Another way to get some idea of bandwidth requires a field strength meter. Modulate the transmitter with a 10 kHz tone at 50% modulation. Then, away from the near field, measure the carrier and 10 kHz +/- the carrier frequency on the log scale. The sidebands should be symmetrical and about 1/4 the carrier level.
Generally speaking, antenna systems need to be designed for low VSWR across the entire side band range (+/- 10 kHz from the carrier) as well as symmetrical distribution of radiated energy across the lower and upper sidebands. Several factors influence these conditions:
Electrical tower height is perhaps the hardest thing to change once a tower is constructed. Short towers (less than 80 electrical degrees), or very tall towers, (taller than 200 electrical degrees) present problems. If one were constructing an AM station and could choose any tower height, something between 120 to 190 electrical degrees would be ideal. Existing towers can be top-loaded to add electrical height for an additional 30 degrees or so. Beyond 30 degrees it becomes difficult to physically attain and therefore impractical in most situations. Top loading and bottom loading of a tower can reduce bandwidth if done improperly. Bottom loading an AM tower is almost never done due to the very high voltage and current as the electrical length approaches 180°.
Antenna matching networks can greatly improve or degrade bandwidth, depending on how they are designed. A T-matching network has more parts and is more expensive, however, it allows for optimum control over the R and jX phasing. This becomes much more difficult with directional antenna where phase considerations are a part of the station’s antenna field pattern development.
Phasors present the biggest challenge, particularly in the power divider sections. A tank circuit power divider is the worst choice, and a shunt circuit power divider is the best bandwidth choice, however, it is the hardest to conceptualize.
Obviously, the more complicated the antenna system, the harder it will be to keep the bandwidth open over 20 kHz of spectrum. This is especially true on lower-frequency AM signals, where the bandwidth is a much larger percentage of the frequency. Multiple patterns, multiple tower DAs are a nightmare. Single-tower non-directional stations are the easiest to modify.
As far as the circuit itself, higher Q circuits have smaller bandwidths. Simply stated, in an alternating current circuit, Q=X/R. The better the reduction of X, which also has a lot to do with the relationship of the current and voltage phasing, the better the Q will be. This is why a T network is the best design for an ATU. With a 90° or 180° tower, this is relatively straightforward. In towers that are shorter or taller than that, it becomes more difficult as the value of R becomes less friendly.

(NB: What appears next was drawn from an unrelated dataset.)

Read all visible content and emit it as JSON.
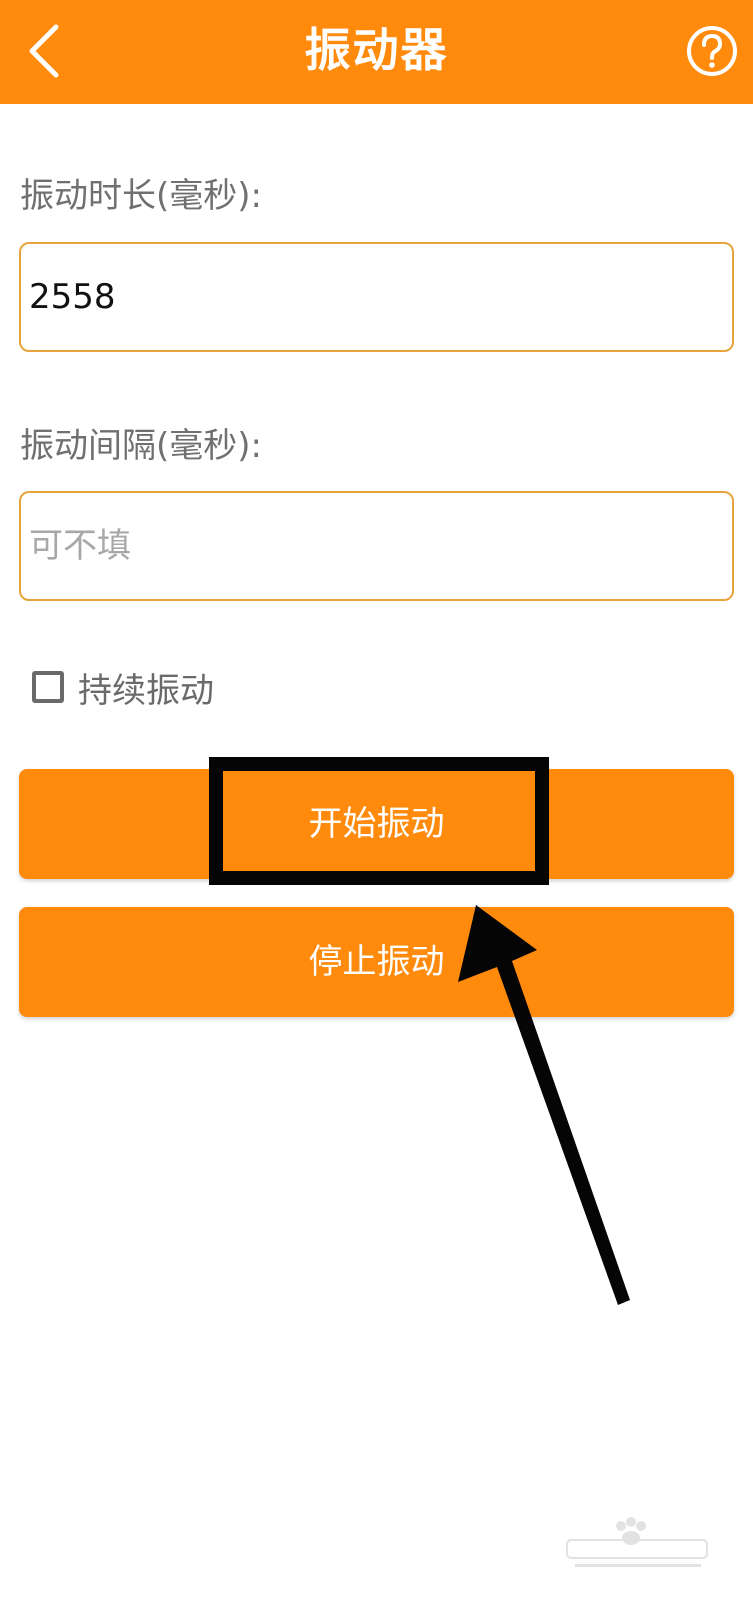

In most cases, some sort of L/C network can be deployed to decrease the Q of an antenna system at the base of the tower. Directional stations also need to have the phasing equipment looked at, because, as noted above, certain designs can create bandwidth bottlenecks. All in all, it is usually an expensive proposition for a multi-tower directional station to broadband its antenna system. This is another reason why IBOC on AM is destined to fail, many AM towers cannot pass the extended sidebands adequately.